Alan McGee, legendary British record exec, (referenced in an earlier post about the LA version of his Death Disco club night), posted the following rant as a MySpace bulletin, in which he calls himself a “46-year-old Luddite, but even I've been dragged into the digital world”.

“Last month, I went into a record store in Japan. It felt like a museum. I'll always love vinyl, but how much longer can they last?

When was the last time you went into a record shop? It was about a month ago in Tokyo for me. It was a boutique type of establishment, a bit like Rough Trade – it had vinyl and all the hip releases. Yet it still felt like a museum. All the music I want I can get off Amazon or go on MySpace to hear. There's no real need for record shops any more.

It's the same with music magazines. I find out my music news from NME.com and only buy the printed magazine if there's something I have to see for work. Since my blog on the subject, everyone talks to me about Q magazine and admit it's the kind of toilet paper they daredn't be seen in public with. As for MTV, YouTube has destroyed it. I can't even remember when I last watched it. Why would you, given that everything appears on YouTube within a day of it being broadcast?

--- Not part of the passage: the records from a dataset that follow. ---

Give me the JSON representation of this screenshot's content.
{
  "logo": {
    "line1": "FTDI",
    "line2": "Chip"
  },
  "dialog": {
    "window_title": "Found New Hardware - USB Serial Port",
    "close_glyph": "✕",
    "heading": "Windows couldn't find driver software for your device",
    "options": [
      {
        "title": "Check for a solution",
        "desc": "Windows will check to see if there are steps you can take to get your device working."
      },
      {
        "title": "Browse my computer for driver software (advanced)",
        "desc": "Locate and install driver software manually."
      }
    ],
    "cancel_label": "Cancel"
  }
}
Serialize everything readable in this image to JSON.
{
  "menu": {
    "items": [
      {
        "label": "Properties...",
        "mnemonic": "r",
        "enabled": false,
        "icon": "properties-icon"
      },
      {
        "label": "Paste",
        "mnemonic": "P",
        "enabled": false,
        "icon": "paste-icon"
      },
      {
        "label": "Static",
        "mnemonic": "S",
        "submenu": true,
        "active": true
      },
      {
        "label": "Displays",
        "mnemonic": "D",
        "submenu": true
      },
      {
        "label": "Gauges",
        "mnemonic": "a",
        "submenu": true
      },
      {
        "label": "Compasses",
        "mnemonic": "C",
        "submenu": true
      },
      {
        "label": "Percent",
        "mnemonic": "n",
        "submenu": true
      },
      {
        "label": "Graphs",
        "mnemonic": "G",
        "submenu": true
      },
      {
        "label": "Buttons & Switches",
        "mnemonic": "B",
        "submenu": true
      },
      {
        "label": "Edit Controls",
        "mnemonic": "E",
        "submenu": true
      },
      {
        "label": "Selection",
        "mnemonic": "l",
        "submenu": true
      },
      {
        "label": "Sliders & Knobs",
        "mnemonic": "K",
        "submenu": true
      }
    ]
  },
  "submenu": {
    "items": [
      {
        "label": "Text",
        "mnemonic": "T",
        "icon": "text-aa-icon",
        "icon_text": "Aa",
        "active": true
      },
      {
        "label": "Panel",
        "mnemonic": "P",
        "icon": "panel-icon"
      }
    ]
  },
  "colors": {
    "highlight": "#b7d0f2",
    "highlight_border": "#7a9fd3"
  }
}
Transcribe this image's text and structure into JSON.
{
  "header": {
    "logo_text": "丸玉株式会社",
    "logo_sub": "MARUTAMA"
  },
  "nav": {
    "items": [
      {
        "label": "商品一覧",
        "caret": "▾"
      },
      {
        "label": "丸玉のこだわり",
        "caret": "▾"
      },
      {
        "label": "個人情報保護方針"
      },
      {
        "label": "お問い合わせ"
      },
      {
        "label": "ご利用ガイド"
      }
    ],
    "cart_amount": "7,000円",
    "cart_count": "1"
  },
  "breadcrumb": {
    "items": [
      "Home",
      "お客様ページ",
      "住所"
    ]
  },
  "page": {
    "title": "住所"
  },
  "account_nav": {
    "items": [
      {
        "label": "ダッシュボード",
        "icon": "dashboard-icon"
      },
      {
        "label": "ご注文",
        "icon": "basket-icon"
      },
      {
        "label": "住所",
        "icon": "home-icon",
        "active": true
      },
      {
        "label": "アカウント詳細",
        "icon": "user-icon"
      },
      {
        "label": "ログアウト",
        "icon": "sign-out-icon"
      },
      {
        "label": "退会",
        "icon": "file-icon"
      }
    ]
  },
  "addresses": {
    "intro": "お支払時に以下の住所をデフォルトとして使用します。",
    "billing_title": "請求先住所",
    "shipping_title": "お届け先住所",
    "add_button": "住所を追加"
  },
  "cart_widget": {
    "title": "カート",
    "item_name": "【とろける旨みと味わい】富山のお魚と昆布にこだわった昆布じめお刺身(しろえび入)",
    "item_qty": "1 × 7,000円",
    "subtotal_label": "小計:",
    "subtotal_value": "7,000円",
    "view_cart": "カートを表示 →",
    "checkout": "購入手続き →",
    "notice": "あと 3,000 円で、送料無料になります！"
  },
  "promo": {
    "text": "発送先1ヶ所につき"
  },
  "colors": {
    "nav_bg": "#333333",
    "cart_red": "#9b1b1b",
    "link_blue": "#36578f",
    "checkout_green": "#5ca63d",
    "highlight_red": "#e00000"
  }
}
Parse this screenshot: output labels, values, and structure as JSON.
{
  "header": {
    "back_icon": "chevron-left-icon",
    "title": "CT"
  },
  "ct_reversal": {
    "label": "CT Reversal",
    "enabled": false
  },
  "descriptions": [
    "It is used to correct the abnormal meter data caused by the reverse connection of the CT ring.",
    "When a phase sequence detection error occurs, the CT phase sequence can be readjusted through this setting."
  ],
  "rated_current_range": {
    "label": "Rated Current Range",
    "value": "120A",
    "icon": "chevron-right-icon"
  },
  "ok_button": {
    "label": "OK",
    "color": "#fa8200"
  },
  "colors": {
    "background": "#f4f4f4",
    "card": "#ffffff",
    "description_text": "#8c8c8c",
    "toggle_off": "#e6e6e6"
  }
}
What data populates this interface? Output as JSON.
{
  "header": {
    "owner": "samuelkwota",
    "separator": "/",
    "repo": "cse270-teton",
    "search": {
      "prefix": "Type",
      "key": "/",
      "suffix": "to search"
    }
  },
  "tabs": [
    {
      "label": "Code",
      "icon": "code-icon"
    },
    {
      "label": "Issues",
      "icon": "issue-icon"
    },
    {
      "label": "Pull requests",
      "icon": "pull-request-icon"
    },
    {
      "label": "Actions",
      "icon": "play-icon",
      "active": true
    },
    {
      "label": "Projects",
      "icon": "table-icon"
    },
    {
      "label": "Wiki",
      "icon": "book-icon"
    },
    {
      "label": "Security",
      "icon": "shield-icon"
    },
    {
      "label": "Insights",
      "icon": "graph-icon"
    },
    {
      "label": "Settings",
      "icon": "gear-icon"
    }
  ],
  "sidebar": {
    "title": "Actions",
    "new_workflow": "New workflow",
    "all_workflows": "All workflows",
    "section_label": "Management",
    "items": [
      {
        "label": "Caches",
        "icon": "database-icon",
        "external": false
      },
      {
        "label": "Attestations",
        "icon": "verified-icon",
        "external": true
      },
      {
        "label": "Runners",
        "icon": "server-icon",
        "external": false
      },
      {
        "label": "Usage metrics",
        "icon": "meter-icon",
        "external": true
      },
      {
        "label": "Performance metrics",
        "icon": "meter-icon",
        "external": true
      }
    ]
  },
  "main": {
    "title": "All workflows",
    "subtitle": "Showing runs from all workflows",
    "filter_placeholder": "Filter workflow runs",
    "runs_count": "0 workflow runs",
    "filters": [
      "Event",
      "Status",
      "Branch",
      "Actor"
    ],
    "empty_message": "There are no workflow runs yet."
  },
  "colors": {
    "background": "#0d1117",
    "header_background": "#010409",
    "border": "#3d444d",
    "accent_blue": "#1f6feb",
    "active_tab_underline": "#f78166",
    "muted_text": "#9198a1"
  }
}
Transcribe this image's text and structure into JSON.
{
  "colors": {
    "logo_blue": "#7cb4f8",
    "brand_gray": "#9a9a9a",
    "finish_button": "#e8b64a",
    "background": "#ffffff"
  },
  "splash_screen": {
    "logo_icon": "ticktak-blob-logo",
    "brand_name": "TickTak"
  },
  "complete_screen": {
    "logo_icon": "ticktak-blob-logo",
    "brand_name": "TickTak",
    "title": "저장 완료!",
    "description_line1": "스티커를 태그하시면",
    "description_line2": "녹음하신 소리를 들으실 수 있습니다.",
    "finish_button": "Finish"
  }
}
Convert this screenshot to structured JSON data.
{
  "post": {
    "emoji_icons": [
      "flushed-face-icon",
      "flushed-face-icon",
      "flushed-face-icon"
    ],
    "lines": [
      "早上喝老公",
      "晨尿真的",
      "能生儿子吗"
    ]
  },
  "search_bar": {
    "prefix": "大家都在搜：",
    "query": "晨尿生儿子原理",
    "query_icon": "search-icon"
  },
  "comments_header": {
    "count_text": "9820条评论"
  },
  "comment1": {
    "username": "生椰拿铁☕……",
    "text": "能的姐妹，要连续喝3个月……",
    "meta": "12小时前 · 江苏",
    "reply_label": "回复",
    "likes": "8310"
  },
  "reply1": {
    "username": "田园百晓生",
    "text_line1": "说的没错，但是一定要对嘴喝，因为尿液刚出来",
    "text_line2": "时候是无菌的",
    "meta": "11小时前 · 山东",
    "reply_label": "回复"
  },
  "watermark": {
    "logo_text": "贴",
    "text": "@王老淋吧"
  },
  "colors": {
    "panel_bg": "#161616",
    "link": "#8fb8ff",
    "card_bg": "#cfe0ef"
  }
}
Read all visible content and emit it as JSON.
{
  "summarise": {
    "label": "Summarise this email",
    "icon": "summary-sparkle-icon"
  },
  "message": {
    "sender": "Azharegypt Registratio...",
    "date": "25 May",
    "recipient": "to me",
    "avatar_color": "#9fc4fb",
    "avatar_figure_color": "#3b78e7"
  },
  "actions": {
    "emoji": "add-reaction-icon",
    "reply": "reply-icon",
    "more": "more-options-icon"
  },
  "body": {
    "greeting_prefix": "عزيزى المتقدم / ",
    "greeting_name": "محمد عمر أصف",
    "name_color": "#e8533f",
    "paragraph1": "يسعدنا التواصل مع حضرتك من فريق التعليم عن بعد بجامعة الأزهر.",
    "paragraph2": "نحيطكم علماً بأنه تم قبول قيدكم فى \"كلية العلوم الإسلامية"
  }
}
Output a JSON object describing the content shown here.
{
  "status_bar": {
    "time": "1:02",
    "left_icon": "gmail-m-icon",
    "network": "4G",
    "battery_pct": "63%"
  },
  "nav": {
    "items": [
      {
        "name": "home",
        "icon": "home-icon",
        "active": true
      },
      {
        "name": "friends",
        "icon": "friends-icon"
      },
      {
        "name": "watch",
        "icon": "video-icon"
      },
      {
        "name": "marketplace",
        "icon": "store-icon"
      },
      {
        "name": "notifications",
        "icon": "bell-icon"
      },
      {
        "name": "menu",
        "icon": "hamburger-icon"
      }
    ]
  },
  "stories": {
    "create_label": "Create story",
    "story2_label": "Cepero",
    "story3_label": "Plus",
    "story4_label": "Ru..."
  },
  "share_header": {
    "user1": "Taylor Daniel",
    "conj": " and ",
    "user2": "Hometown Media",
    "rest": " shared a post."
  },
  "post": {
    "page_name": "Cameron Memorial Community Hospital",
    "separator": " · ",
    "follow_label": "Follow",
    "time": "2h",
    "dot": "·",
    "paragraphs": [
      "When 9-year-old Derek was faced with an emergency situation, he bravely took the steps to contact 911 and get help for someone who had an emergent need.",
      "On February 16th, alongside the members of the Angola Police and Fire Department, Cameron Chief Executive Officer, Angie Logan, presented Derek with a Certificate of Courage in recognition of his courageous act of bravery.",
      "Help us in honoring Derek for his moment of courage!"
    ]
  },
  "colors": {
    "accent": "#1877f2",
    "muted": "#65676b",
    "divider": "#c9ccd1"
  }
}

I feel more love for my iPod than the CDs I buy. Unless I want to DJ, or it's an all time favourite, I pack my CDs off to my house in Wales. My son and daughter will no doubt come to love some of them when they go through them in years to come. My son, who's 18, is obsessed by vinyl and took about 150 7″ singles away from Wales. He'd been buying them in Bill's in Portobello Road at 30 quid a shot, so now he loves the Scars and the Bodines.

Nothing will ever beat vinyl for me, but digital technology has changed our world, and for the better, though it would be great in the future if some genius could copy the Japanese and get the artists paid. In Japan it's all about the telephone and getting it downloaded to that. I'm a 46-year-old Luddite, but even I've been dragged into the digital world. It's easier and more fun than the way we've been getting served for the last 20 years. No wonder record shops feel ancient.”

LA Weekly